GHP Radio, Gary FustonHi folks,

just a little update to let you know that I had the honor and pleasure to do an interview on Gary Fuston’s GHP Radio. If you missed my event announcement on Facebook, feel free to catch the recorded podcast here, segment #15. Hope, you’ll enjoy – the entire show outside my interview was and is great, you should definitely go check it at some point :-)

peace,
wesbound

A little insight into the recording process


OK, so now there’s 36 bars of a guitar track for my next track in the making. This equals about half a day’s work. Why that much? And why was I being slow? Can’t I play at all?
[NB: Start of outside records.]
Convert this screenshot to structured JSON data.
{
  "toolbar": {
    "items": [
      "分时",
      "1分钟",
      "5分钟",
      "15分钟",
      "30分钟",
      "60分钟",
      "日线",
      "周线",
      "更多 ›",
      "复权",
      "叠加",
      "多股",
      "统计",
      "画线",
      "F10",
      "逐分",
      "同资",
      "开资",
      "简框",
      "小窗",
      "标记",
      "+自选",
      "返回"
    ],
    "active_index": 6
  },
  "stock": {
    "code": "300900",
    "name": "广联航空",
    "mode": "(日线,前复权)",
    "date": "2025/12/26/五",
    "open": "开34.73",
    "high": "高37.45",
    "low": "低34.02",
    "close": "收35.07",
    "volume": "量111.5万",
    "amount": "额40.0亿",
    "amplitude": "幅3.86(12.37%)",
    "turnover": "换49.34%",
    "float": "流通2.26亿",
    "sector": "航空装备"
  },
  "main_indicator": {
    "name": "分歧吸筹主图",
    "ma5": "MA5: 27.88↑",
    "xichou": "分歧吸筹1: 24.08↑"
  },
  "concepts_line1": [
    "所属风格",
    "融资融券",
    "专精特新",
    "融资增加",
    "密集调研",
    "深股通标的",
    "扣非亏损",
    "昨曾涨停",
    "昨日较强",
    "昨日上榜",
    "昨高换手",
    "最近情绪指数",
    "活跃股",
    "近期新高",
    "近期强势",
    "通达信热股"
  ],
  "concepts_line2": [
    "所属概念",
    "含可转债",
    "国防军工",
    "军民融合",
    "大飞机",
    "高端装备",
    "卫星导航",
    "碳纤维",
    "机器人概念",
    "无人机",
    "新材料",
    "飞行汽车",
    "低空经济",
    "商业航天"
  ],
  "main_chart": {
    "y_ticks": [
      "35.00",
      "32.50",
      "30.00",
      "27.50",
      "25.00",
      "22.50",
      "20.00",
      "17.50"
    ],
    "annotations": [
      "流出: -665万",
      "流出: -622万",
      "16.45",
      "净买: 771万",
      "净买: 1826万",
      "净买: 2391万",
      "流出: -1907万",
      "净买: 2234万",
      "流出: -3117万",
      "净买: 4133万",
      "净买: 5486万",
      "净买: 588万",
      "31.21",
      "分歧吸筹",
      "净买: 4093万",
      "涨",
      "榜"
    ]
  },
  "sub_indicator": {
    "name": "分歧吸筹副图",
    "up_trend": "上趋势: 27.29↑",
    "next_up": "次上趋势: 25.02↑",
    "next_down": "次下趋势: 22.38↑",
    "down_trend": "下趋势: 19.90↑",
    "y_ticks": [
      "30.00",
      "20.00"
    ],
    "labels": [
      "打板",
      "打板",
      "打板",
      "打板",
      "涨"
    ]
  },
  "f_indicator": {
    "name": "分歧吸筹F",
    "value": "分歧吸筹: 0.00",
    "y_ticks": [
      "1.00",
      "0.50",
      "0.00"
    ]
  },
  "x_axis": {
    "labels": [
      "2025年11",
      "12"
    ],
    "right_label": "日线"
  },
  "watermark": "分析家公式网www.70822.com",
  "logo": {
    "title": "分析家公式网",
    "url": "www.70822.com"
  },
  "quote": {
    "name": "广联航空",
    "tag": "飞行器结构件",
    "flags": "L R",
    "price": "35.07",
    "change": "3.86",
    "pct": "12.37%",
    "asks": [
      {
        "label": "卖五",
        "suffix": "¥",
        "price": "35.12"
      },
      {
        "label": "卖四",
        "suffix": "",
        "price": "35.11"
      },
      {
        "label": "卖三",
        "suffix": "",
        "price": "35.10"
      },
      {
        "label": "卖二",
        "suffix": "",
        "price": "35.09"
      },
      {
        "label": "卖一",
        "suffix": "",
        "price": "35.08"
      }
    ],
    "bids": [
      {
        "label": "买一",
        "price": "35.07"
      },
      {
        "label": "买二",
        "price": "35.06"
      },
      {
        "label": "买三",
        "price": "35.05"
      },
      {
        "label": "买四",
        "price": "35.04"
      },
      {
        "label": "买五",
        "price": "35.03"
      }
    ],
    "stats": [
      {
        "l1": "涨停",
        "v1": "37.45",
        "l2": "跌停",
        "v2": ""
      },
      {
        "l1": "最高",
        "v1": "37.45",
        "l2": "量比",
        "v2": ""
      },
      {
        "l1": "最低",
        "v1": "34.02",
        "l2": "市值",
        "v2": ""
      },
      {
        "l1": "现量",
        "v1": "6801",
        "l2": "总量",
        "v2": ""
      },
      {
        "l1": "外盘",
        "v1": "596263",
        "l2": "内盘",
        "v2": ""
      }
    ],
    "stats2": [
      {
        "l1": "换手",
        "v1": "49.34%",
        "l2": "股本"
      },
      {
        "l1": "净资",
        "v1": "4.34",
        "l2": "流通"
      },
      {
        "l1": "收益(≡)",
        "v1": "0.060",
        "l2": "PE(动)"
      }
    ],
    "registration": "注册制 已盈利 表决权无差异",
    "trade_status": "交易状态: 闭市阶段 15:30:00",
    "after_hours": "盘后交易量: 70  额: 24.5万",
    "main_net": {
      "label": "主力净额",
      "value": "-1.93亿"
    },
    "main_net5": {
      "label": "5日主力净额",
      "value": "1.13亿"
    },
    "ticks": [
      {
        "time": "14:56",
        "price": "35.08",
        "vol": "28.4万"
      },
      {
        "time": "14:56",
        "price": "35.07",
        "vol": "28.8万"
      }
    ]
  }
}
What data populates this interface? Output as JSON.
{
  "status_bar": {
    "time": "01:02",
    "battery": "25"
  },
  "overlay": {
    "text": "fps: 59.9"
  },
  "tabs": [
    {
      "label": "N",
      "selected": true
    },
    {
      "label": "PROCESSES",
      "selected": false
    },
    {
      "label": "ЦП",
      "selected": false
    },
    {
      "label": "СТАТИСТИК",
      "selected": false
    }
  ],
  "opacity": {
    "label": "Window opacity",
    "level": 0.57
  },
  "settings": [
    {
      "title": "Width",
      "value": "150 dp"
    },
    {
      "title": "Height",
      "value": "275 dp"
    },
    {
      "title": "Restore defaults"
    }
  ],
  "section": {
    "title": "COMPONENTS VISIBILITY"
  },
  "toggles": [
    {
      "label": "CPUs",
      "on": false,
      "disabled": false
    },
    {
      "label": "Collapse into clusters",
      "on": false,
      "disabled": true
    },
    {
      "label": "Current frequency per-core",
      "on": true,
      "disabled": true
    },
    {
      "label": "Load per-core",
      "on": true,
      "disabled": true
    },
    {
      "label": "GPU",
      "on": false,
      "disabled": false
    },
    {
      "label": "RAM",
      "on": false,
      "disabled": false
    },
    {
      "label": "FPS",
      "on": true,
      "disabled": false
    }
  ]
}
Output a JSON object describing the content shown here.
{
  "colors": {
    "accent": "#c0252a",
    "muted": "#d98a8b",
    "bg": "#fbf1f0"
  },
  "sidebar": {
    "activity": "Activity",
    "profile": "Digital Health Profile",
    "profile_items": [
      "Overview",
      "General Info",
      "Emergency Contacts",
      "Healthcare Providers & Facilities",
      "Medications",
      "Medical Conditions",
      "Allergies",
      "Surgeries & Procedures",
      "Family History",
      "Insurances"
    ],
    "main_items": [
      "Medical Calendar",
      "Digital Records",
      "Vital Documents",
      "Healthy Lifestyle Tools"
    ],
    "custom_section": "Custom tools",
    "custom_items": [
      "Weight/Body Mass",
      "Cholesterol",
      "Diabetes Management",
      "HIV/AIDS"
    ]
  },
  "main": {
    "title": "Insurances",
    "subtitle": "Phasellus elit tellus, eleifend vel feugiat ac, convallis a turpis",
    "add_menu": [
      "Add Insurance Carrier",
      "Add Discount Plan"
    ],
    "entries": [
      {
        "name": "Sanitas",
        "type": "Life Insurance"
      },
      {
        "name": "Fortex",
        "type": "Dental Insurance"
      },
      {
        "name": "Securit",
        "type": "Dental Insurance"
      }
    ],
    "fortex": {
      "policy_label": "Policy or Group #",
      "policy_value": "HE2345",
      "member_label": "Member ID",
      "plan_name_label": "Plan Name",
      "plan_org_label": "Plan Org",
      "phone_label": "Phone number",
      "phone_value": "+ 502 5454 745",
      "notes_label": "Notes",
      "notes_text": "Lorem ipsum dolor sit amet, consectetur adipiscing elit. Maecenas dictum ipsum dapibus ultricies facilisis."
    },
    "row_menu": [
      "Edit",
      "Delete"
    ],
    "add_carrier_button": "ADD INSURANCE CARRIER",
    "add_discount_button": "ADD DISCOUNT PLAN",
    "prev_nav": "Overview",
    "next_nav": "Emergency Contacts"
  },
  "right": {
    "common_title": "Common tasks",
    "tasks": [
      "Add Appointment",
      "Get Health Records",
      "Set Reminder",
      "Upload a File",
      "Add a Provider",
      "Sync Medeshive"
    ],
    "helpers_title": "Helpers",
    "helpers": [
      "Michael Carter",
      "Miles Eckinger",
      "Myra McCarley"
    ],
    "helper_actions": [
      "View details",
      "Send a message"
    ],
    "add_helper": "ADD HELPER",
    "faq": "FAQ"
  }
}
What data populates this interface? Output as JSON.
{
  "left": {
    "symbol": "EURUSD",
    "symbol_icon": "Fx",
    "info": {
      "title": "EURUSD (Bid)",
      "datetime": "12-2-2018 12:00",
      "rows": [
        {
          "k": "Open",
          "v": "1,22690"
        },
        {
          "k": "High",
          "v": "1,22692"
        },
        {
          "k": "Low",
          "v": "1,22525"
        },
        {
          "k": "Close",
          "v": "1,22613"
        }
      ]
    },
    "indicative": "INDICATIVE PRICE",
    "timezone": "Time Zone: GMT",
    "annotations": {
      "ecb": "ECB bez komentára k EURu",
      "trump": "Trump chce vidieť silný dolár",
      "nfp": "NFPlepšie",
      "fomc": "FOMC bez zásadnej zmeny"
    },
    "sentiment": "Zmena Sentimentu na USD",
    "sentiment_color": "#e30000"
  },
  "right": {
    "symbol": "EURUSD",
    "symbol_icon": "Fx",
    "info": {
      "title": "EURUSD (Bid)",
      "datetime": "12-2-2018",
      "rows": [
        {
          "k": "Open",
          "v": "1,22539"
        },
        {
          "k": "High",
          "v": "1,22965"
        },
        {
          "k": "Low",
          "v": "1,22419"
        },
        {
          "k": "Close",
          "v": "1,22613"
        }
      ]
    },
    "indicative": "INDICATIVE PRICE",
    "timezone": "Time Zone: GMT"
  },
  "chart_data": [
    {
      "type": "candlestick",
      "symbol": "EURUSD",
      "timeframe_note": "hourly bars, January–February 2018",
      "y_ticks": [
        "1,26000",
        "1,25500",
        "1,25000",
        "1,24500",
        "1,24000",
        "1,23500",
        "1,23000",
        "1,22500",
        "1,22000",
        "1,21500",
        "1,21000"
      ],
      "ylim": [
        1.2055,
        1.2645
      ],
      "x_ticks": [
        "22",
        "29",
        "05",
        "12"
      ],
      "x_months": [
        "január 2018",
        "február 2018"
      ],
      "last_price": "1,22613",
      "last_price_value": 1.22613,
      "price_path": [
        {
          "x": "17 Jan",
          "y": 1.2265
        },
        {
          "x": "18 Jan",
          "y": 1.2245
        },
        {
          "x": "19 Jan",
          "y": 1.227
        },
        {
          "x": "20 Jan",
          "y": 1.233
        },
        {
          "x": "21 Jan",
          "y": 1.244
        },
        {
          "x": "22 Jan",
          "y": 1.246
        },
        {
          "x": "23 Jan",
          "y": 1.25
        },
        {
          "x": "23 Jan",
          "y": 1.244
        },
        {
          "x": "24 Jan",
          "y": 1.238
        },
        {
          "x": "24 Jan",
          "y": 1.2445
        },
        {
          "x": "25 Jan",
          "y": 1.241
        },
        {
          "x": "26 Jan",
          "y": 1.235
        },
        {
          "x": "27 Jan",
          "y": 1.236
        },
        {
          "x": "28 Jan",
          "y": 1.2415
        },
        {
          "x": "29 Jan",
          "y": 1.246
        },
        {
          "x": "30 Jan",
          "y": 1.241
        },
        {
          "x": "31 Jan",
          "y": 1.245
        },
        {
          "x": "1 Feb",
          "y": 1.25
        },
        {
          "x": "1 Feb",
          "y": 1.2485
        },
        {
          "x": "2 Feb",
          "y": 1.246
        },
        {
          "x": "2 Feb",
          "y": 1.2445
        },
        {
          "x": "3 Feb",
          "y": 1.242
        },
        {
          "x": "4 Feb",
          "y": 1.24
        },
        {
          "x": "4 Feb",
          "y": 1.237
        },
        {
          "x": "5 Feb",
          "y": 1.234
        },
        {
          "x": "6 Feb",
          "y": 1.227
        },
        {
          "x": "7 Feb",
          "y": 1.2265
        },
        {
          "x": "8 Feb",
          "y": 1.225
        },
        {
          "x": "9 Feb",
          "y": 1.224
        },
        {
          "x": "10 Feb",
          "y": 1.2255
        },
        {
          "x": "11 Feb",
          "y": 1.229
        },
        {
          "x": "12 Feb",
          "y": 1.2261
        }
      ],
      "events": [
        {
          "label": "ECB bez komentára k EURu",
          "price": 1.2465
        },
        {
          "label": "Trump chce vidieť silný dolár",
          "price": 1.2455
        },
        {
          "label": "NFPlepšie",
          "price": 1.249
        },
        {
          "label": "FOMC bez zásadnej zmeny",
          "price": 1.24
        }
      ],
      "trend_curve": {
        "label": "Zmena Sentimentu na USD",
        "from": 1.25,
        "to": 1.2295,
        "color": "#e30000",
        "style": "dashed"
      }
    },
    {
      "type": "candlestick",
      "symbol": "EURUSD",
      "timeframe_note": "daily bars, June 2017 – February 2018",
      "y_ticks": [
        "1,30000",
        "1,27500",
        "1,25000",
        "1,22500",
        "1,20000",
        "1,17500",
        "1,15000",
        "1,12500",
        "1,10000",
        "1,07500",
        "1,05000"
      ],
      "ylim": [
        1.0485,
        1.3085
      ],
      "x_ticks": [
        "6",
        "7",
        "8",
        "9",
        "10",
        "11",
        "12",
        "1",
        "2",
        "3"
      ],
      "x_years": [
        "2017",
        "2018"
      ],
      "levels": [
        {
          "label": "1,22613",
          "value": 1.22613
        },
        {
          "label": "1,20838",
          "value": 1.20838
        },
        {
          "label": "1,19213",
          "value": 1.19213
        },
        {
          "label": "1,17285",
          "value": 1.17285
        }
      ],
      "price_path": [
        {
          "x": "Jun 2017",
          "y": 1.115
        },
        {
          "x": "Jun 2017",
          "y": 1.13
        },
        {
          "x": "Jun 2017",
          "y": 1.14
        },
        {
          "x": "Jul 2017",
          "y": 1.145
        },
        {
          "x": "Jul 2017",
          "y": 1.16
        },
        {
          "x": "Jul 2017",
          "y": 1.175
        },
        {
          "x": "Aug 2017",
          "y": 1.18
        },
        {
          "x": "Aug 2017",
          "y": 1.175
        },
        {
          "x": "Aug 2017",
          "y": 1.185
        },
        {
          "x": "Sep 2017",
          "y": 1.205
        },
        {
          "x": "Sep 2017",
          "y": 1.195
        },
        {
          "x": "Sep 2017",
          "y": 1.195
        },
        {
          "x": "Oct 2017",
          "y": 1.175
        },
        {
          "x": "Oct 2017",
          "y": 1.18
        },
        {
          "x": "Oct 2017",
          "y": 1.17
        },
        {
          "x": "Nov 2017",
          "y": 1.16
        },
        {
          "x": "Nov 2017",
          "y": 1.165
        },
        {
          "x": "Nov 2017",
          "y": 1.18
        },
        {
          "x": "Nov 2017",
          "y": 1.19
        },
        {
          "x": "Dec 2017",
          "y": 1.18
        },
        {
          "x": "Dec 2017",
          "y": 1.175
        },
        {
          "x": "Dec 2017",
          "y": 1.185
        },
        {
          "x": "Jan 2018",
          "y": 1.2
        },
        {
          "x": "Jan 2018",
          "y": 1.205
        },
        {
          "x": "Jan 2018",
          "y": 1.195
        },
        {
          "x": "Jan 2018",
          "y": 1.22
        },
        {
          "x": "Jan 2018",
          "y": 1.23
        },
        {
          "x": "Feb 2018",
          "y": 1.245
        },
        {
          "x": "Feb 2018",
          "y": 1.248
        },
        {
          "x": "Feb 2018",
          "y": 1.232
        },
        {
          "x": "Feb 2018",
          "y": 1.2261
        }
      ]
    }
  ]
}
Let me explain:
I left it the way it is now at about the 30th take into it. When I say “take”, I mean to say one ENTIRE track of recorded guitar, from bar 12 through 38. Don’t get me wrong: I had a decent take on the first attempt, yes. But then: It was only decent. I don’t by any means claim that the current track is perfect or anointed or anything. But it’s the least quality I’m satisfied with. So now why does it take so long?
Ok: I found out that I sound more organic when doing “entire tracks of takes” – in this case: About 36 bars at ONE GO! That again means, if I mess up anywhere in between … – you guessed it! – I stop the recording, go right back to the top of the track and start all over. Most often, I delete the current take right away unless I feel there were some parts I might be using later (which I rarely do, given the approach of taking the entire track in one go). To give you an example: Let’s say, a string accidentally snaps or “tingles” (in not a musical way) on the neckboard at bar 37… YES! I go RIGHT BACK TO THE VERY TOP and start all over!!! And I keep doing that as many times as it takes for me to be “OK” with the recording. When I say OK I don’t mean to be fishing for compliments, either. It’s really just that: When I’m ok with it, that’s when I leave it as is and move on. No sooner than that. If that requires for me to come back for an entire week until I got it right – I will! If it means, I have to drop some heavier parts and play something simpler, I will. If it means I’ll drop the take altogether… I will. The bottomline: Only – when I can lean back and listen without getting a knot in my stomach, only THEN will I warm up to the thought of actually “freezing” the take and move on to the next one.
For the songs I’ve put out so far, there’s typically between 20 and 30 individual tracks. Not all of them are single instruments. Sometimes, there’s a track with only fill-ins on drums. Other times, there are some ad libs (“random” additions) on the instrument. Sometimes, it’s a midi-track I’ve already recorded, which I copy and assign a new sound to (to “fatten” it, mostly for bass sounds, sometimes for bass drum or snares). This is just about the “raw” process of tracking instruments. The editing process… guess, that will be a different chapter.
OK, now I’m gonna take a break and do a lap of bike-riding or swimming, then back to the “sweatshop” later LOL.

Have a great day, everyone!
Peace,
wesbound